Only one prospective controlled clinical trial evaluated the response to 0.2 mg/kg mivacurium in patients who were phenotypically heterozygous for the A or the K allele or both.2However, in that study, the genotypes were not determined. Barta et al. 31and Cerf et al. 26reported two patients who were given 0.2 mg/kg mivacurium and showed insufficient respiration postoperatively for 5.5 and 4 h. Phenotypically, the two patients were heterozygous for the A variant, and molecular genetic analyses resulted in genotypes AK/K31and U/A,26but Cerf et al. did not genotype the K variant. The apparently long duration of postoperative respiratory insufficiency found in both patients is at variance with our findings. We have never recorded a time to TOF 0.70 of more than 70 min in any patient with phenotype UA or genotypes U/A, U/K, K/K, U/AK, or K/AK (table 2). The most obvious explanation is that the response to mivacurium was not recorded objectively in the patients of Barta et al. and Cerf et al. , making the evaluation of the postoperative neuromuscular function difficult. Furthermore, Cerf et al. only genotyped the A variant, not the rest of the BCHE gene. Therefore, their patient may also have a silent variant and possibly the K variant.
Clinical Significance of Cholinesterase Activity
There is a major overlap in enzyme activity in the genotypes U/U, U/K, K/K, and U/AK (fig. 1), and the relation between measured enzyme activity using benzoylcholine as substrate and the response to mivacurium is complex. Only for genotype U/U (and possibly U/K) do the results indicate a relation: The lower the enzyme activity is, the longer the effect of mivacurium is, an effect that has been reported previously.12,32 Figure 1illustrates that it is not possible to predict a patient's response to mivacurium solely on the basis of enzyme activity measured using benzoylcholine as the substrate.
Clinical Significance of the K Variant
The K variant is by far the most common clinically significant BCHE variant. Therefore, whenever mivacurium is given, there is a considerable risk that the patient has a K variant that will prolong the duration of action of mivacurium. If, for example, the patient is among the 25% who has genotype U/K, the duration of action will most probably be prolonged 30–40% (6–8 min) after a normal dose of mivacurium. We think this may be clinically relevant, depending on the circumstances. Because of its short duration of action, mivacurium is often used in short-term surgery when intense neuromuscular block is required for a short period of time, i.e. , direct laryngoscopy. Under these circumstances, an unexpected although moderate prolongation of the block may matter. If objective neuromuscular monitoring is not applied in the daily clinical practice, the risk for residual neuromuscular blockade is further increased as the variability of the duration of action of mivacurium is large because of hereditary circumstances. The presence of one or two K variants linked to homozygous A variants will cause a neuromuscular block that will last many hours and significantly influence the work in the operating room and in the recovery ward.

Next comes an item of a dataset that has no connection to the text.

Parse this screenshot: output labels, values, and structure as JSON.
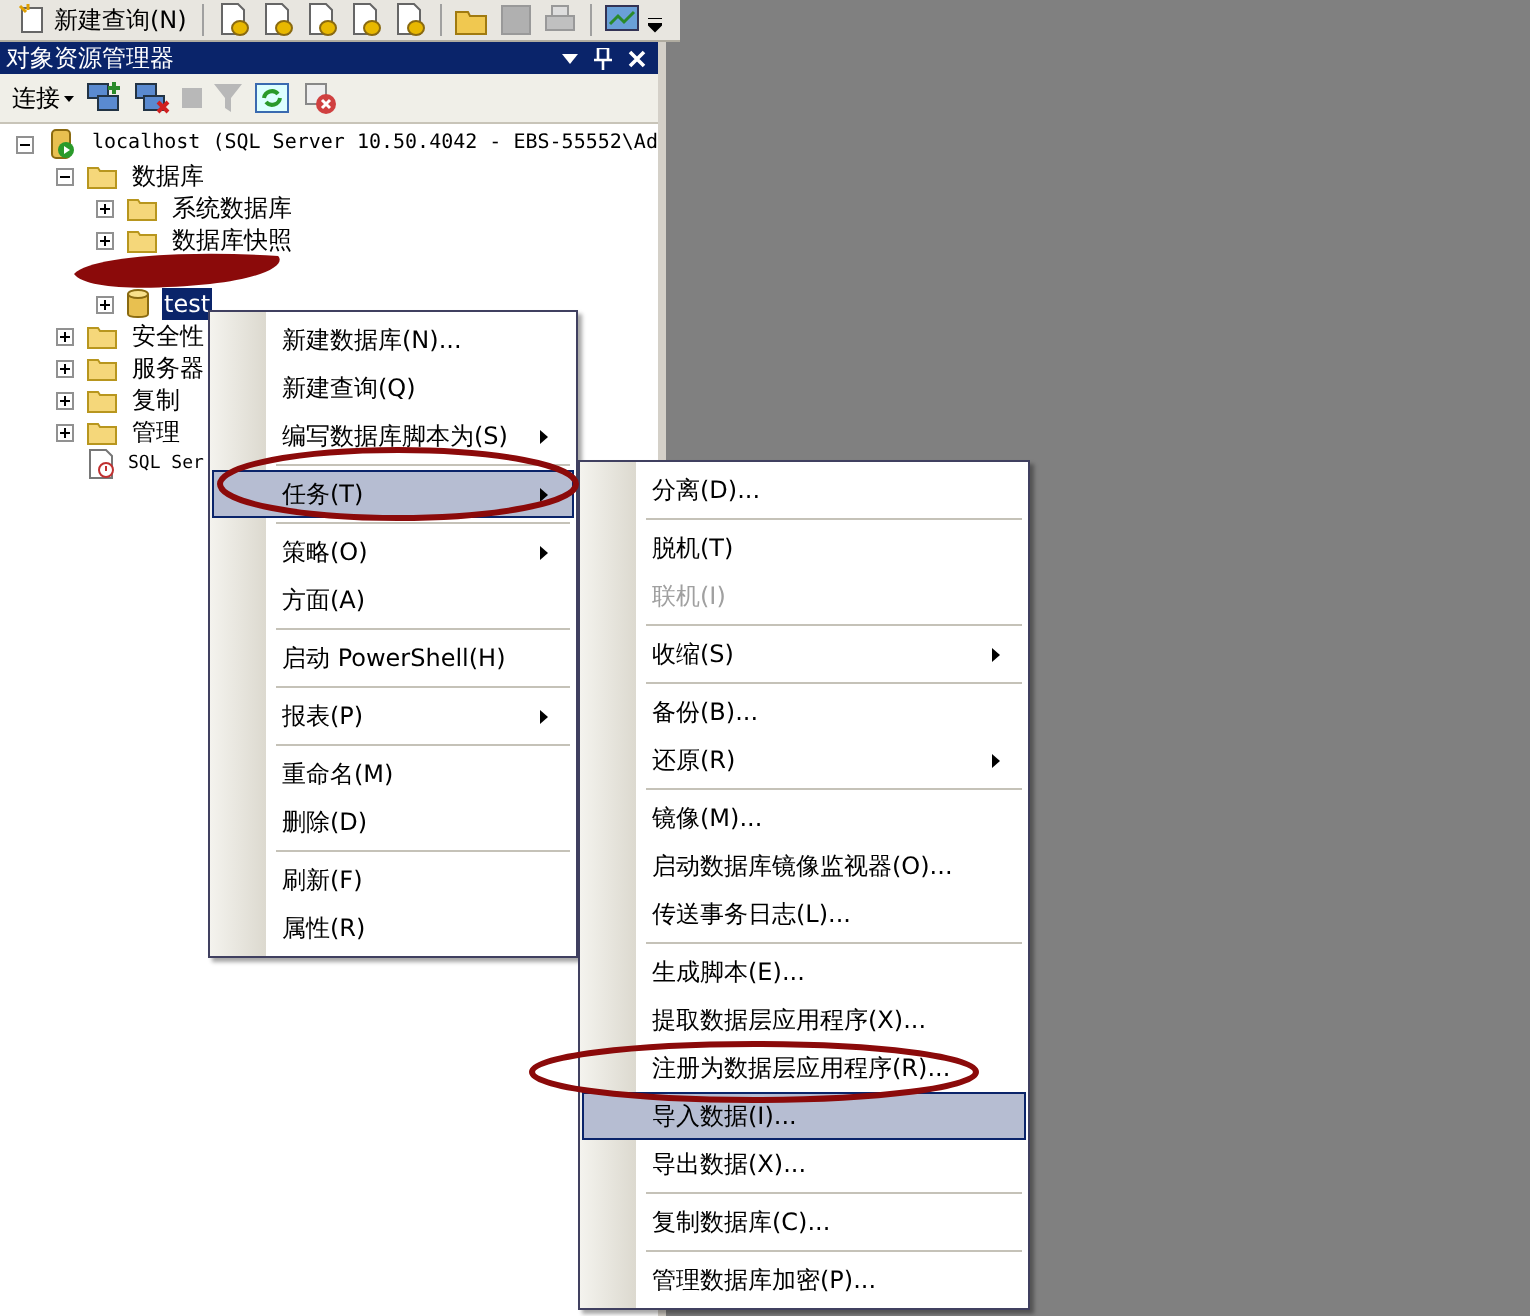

Our data indicate that the K variant causes a prolongation of the action of mivacurium. The prolonged response is seen both when the K variant occurs heterozygously with the usual allele (U/K) or the atypical variant (U/AK), although it is most pronounced in patients who are homozygous for both the A and K variants.